> [Description of the task]:
Where the data below shows a picture, leave that picture out and copy the rest exactly.

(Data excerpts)

┌──

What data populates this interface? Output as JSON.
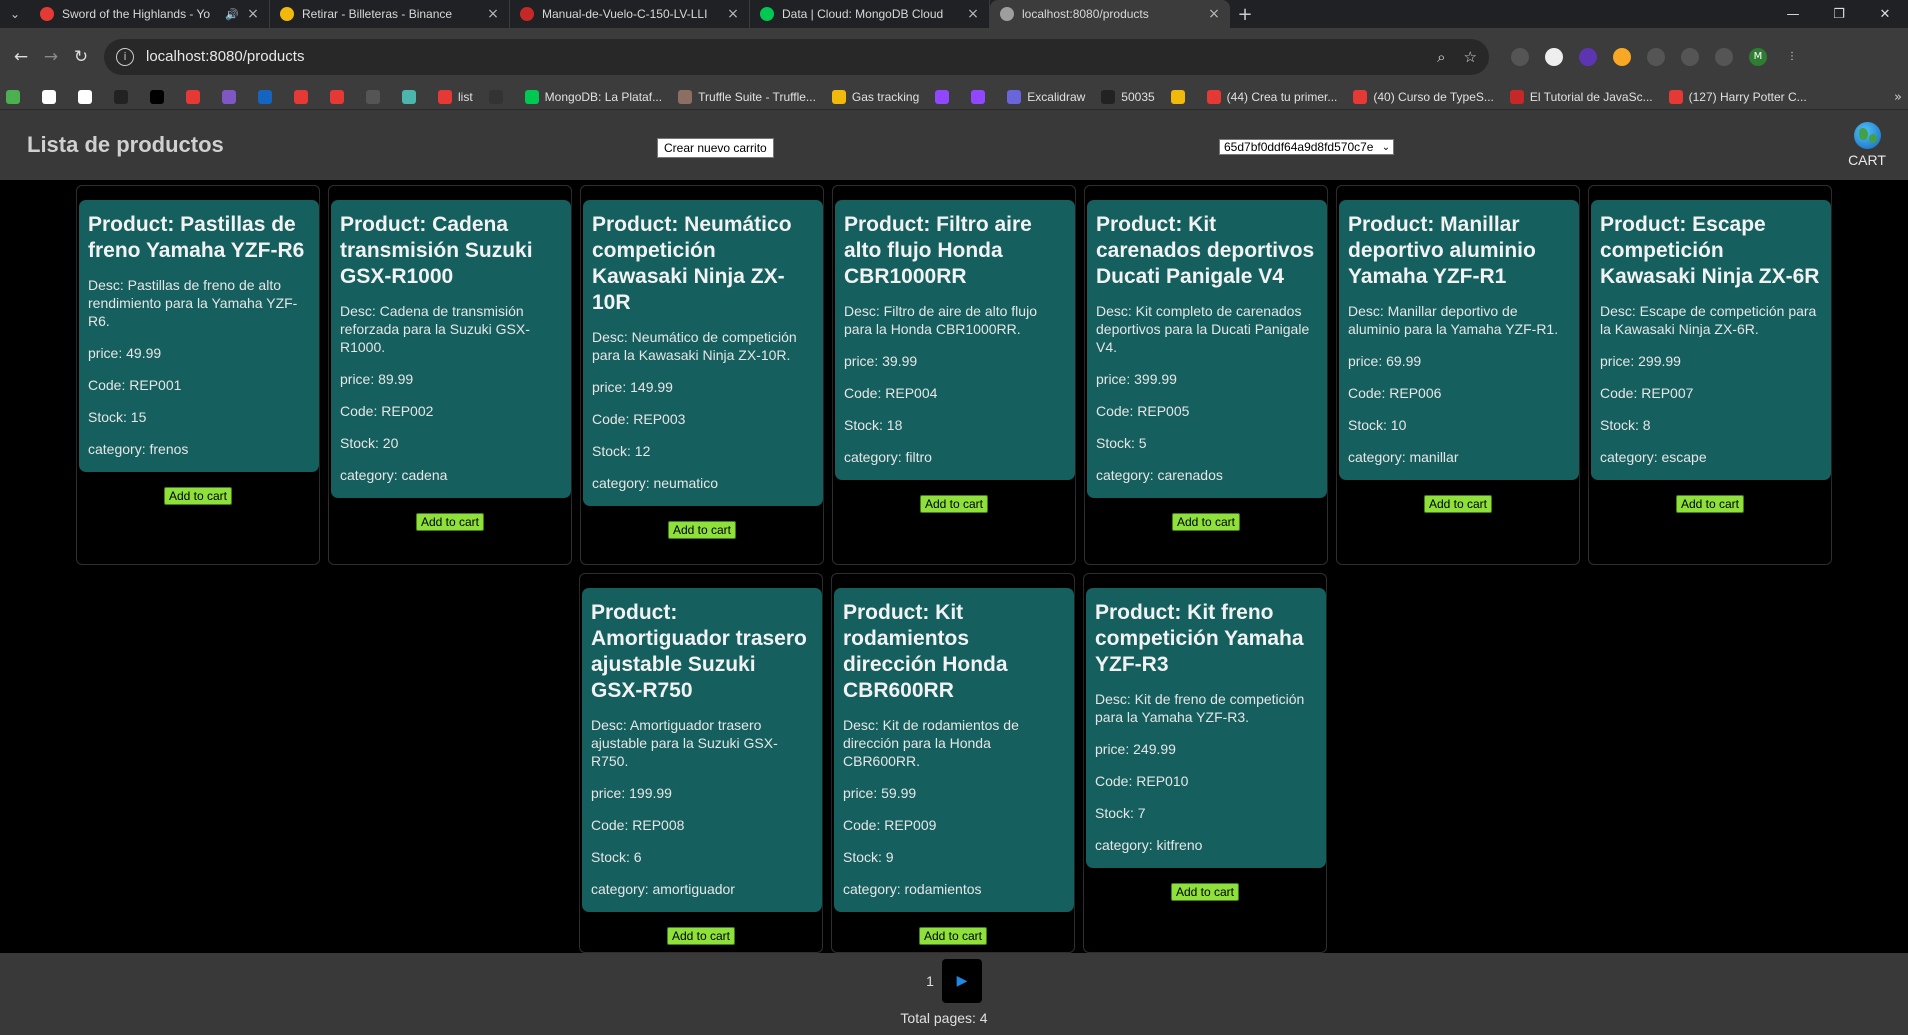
{
  "browser": {
    "tabs": [
      {
        "label": "Sword of the Highlands - Yo",
        "icon_color": "#e53935",
        "audio": true,
        "active": false
      },
      {
        "label": "Retirar - Billeteras - Binance",
        "icon_color": "#f0b90b",
        "audio": false,
        "active": false
      },
      {
        "label": "Manual-de-Vuelo-C-150-LV-LLI",
        "icon_color": "#c62828",
        "audio": false,
        "active": false
      },
      {
        "label": "Data | Cloud: MongoDB Cloud",
        "icon_color": "#00c853",
        "audio": false,
        "active": false
      },
      {
        "label": "localhost:8080/products",
        "icon_color": "#9e9e9e",
        "audio": false,
        "active": true
      }
    ],
    "url": "localhost:8080/products",
    "bookmarks": [
      {
        "label": "",
        "color": "#4caf50"
      },
      {
        "label": "",
        "color": "#ffffff"
      },
      {
        "label": "",
        "color": "#ffffff"
      },
      {
        "label": "",
        "color": "#222222"
      },
      {
        "label": "",
        "color": "#000000"
      },
      {
        "label": "",
        "color": "#e53935"
      },
      {
        "label": "",
        "color": "#7e57c2"
      },
      {
        "label": "",
        "color": "#1565c0"
      },
      {
        "label": "",
        "color": "#e53935"
      },
      {
        "label": "",
        "color": "#e53935"
      },
      {
        "label": "",
        "color": "#555555"
      },
      {
        "label": "",
        "color": "#4db6ac"
      },
      {
        "label": "list",
        "color": "#e53935"
      },
      {
        "label": "",
        "color": "#333333"
      },
      {
        "label": "MongoDB: La Plataf...",
        "color": "#00c853"
      },
      {
        "label": "Truffle Suite - Truffle...",
        "color": "#8d6e63"
      },
      {
        "label": "Gas tracking",
        "color": "#f0b90b"
      },
      {
        "label": "",
        "color": "#9146ff"
      },
      {
        "label": "",
        "color": "#9146ff"
      },
      {
        "label": "Excalidraw",
        "color": "#6965db"
      },
      {
        "label": "50035",
        "color": "#222222"
      },
      {
        "label": "",
        "color": "#f0b90b"
      },
      {
        "label": "(44) Crea tu primer...",
        "color": "#e53935"
      },
      {
        "label": "(40) Curso de TypeS...",
        "color": "#e53935"
      },
      {
        "label": "El Tutorial de JavaSc...",
        "color": "#c62828"
      },
      {
        "label": "(127) Harry Potter C...",
        "color": "#e53935"
      }
    ]
  },
  "page": {
    "title": "Lista de productos",
    "new_cart_button": "Crear nuevo carrito",
    "cart_select_value": "65d7bf0ddf64a9d8fd570c7e",
    "cart_label": "CART"
  },
  "products": [
    {
      "title": "Product: Pastillas de freno Yamaha YZF-R6",
      "desc": "Desc: Pastillas de freno de alto rendimiento para la Yamaha YZF-R6.",
      "price": "price: 49.99",
      "code": "Code: REP001",
      "stock": "Stock: 15",
      "category": "category: frenos"
    },
    {
      "title": "Product: Cadena transmisión Suzuki GSX-R1000",
      "desc": "Desc: Cadena de transmisión reforzada para la Suzuki GSX-R1000.",
      "price": "price: 89.99",
      "code": "Code: REP002",
      "stock": "Stock: 20",
      "category": "category: cadena"
    },
    {
      "title": "Product: Neumático competición Kawasaki Ninja ZX-10R",
      "desc": "Desc: Neumático de competición para la Kawasaki Ninja ZX-10R.",
      "price": "price: 149.99",
      "code": "Code: REP003",
      "stock": "Stock: 12",
      "category": "category: neumatico"
    },
    {
      "title": "Product: Filtro aire alto flujo Honda CBR1000RR",
      "desc": "Desc: Filtro de aire de alto flujo para la Honda CBR1000RR.",
      "price": "price: 39.99",
      "code": "Code: REP004",
      "stock": "Stock: 18",
      "category": "category: filtro"
    },
    {
      "title": "Product: Kit carenados deportivos Ducati Panigale V4",
      "desc": "Desc: Kit completo de carenados deportivos para la Ducati Panigale V4.",
      "price": "price: 399.99",
      "code": "Code: REP005",
      "stock": "Stock: 5",
      "category": "category: carenados"
    },
    {
      "title": "Product: Manillar deportivo aluminio Yamaha YZF-R1",
      "desc": "Desc: Manillar deportivo de aluminio para la Yamaha YZF-R1.",
      "price": "price: 69.99",
      "code": "Code: REP006",
      "stock": "Stock: 10",
      "category": "category: manillar"
    },
    {
      "title": "Product: Escape competición Kawasaki Ninja ZX-6R",
      "desc": "Desc: Escape de competición para la Kawasaki Ninja ZX-6R.",
      "price": "price: 299.99",
      "code": "Code: REP007",
      "stock": "Stock: 8",
      "category": "category: escape"
    },
    {
      "title": "Product: Amortiguador trasero ajustable Suzuki GSX-R750",
      "desc": "Desc: Amortiguador trasero ajustable para la Suzuki GSX-R750.",
      "price": "price: 199.99",
      "code": "Code: REP008",
      "stock": "Stock: 6",
      "category": "category: amortiguador"
    },
    {
      "title": "Product: Kit rodamientos dirección Honda CBR600RR",
      "desc": "Desc: Kit de rodamientos de dirección para la Honda CBR600RR.",
      "price": "price: 59.99",
      "code": "Code: REP009",
      "stock": "Stock: 9",
      "category": "category: rodamientos"
    },
    {
      "title": "Product: Kit freno competición Yamaha YZF-R3",
      "desc": "Desc: Kit de freno de competición para la Yamaha YZF-R3.",
      "price": "price: 249.99",
      "code": "Code: REP010",
      "stock": "Stock: 7",
      "category": "category: kitfreno"
    }
  ],
  "add_to_cart_label": "Add to cart",
  "pagination": {
    "current_page": "1",
    "next_symbol": "▶",
    "total_pages": "Total pages: 4"
  },
  "colors": {
    "card_bg": "#155f5e",
    "add_button": "#8ee03a",
    "header_bg": "#393939",
    "page_bg": "#000000"
  }
}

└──

> [Result of the task]:
What data populates this interface? Output as JSON.
{
  "browser": {
    "tabs": [
      {
        "label": "Sword of the Highlands - Yo",
        "icon_color": "#e53935",
        "audio": true,
        "active": false
      },
      {
        "label": "Retirar - Billeteras - Binance",
        "icon_color": "#f0b90b",
        "audio": false,
        "active": false
      },
      {
        "label": "Manual-de-Vuelo-C-150-LV-LLI",
        "icon_color": "#c62828",
        "audio": false,
        "active": false
      },
      {
        "label": "Data | Cloud: MongoDB Cloud",
        "icon_color": "#00c853",
        "audio": false,
        "active": false
      },
      {
        "label": "localhost:8080/products",
        "icon_color": "#9e9e9e",
        "audio": false,
        "active": true
      }
    ],
    "url": "localhost:8080/products",
    "bookmarks": [
      {
        "label": "",
        "color": "#4caf50"
      },
      {
        "label": "",
        "color": "#ffffff"
      },
      {
        "label": "",
        "color": "#ffffff"
      },
      {
        "label": "",
        "color": "#222222"
      },
      {
        "label": "",
        "color": "#000000"
      },
      {
        "label": "",
        "color": "#e53935"
      },
      {
        "label": "",
        "color": "#7e57c2"
      },
      {
        "label": "",
        "color": "#1565c0"
      },
      {
        "label": "",
        "color": "#e53935"
      },
      {
        "label": "",
        "color": "#e53935"
      },
      {
        "label": "",
        "color": "#555555"
      },
      {
        "label": "",
        "color": "#4db6ac"
      },
      {
        "label": "list",
        "color": "#e53935"
      },
      {
        "label": "",
        "color": "#333333"
      },
      {
        "label": "MongoDB: La Plataf...",
        "color": "#00c853"
      },
      {
        "label": "Truffle Suite - Truffle...",
        "color": "#8d6e63"
      },
      {
        "label": "Gas tracking",
        "color": "#f0b90b"
      },
      {
        "label": "",
        "color": "#9146ff"
      },
      {
        "label": "",
        "color": "#9146ff"
      },
      {
        "label": "Excalidraw",
        "color": "#6965db"
      },
      {
        "label": "50035",
        "color": "#222222"
      },
      {
        "label": "",
        "color": "#f0b90b"
      },
      {
        "label": "(44) Crea tu primer...",
        "color": "#e53935"
      },
      {
        "label": "(40) Curso de TypeS...",
        "color": "#e53935"
      },
      {
        "label": "El Tutorial de JavaSc...",
        "color": "#c62828"
      },
      {
        "label": "(127) Harry Potter C...",
        "color": "#e53935"
      }
    ]
  },
  "page": {
    "title": "Lista de productos",
    "new_cart_button": "Crear nuevo carrito",
    "cart_select_value": "65d7bf0ddf64a9d8fd570c7e",
    "cart_label": "CART"
  },
  "products": [
    {
      "title": "Product: Pastillas de freno Yamaha YZF-R6",
      "desc": "Desc: Pastillas de freno de alto rendimiento para la Yamaha YZF-R6.",
      "price": "price: 49.99",
      "code": "Code: REP001",
      "stock": "Stock: 15",
      "category": "category: frenos"
    },
    {
      "title": "Product: Cadena transmisión Suzuki GSX-R1000",
      "desc": "Desc: Cadena de transmisión reforzada para la Suzuki GSX-R1000.",
      "price": "price: 89.99",
      "code": "Code: REP002",
      "stock": "Stock: 20",
      "category": "category: cadena"
    },
    {
      "title": "Product: Neumático competición Kawasaki Ninja ZX-10R",
      "desc": "Desc: Neumático de competición para la Kawasaki Ninja ZX-10R.",
      "price": "price: 149.99",
      "code": "Code: REP003",
      "stock": "Stock: 12",
      "category": "category: neumatico"
    },
    {
      "title": "Product: Filtro aire alto flujo Honda CBR1000RR",
      "desc": "Desc: Filtro de aire de alto flujo para la Honda CBR1000RR.",
      "price": "price: 39.99",
      "code": "Code: REP004",
      "stock": "Stock: 18",
      "category": "category: filtro"
    },
    {
      "title": "Product: Kit carenados deportivos Ducati Panigale V4",
      "desc": "Desc: Kit completo de carenados deportivos para la Ducati Panigale V4.",
      "price": "price: 399.99",
      "code": "Code: REP005",
      "stock": "Stock: 5",
      "category": "category: carenados"
    },
    {
      "title": "Product: Manillar deportivo aluminio Yamaha YZF-R1",
      "desc": "Desc: Manillar deportivo de aluminio para la Yamaha YZF-R1.",
      "price": "price: 69.99",
      "code": "Code: REP006",
      "stock": "Stock: 10",
      "category": "category: manillar"
    },
    {
      "title": "Product: Escape competición Kawasaki Ninja ZX-6R",
      "desc": "Desc: Escape de competición para la Kawasaki Ninja ZX-6R.",
      "price": "price: 299.99",
      "code": "Code: REP007",
      "stock": "Stock: 8",
      "category": "category: escape"
    },
    {
      "title": "Product: Amortiguador trasero ajustable Suzuki GSX-R750",
      "desc": "Desc: Amortiguador trasero ajustable para la Suzuki GSX-R750.",
      "price": "price: 199.99",
      "code": "Code: REP008",
      "stock": "Stock: 6",
      "category": "category: amortiguador"
    },
    {
      "title": "Product: Kit rodamientos dirección Honda CBR600RR",
      "desc": "Desc: Kit de rodamientos de dirección para la Honda CBR600RR.",
      "price": "price: 59.99",
      "code": "Code: REP009",
      "stock": "Stock: 9",
      "category": "category: rodamientos"
    },
    {
      "title": "Product: Kit freno competición Yamaha YZF-R3",
      "desc": "Desc: Kit de freno de competición para la Yamaha YZF-R3.",
      "price": "price: 249.99",
      "code": "Code: REP010",
      "stock": "Stock: 7",
      "category": "category: kitfreno"
    }
  ],
  "add_to_cart_label": "Add to cart",
  "pagination": {
    "current_page": "1",
    "next_symbol": "▶",
    "total_pages": "Total pages: 4"
  },
  "colors": {
    "card_bg": "#155f5e",
    "add_button": "#8ee03a",
    "header_bg": "#393939",
    "page_bg": "#000000"
  }
}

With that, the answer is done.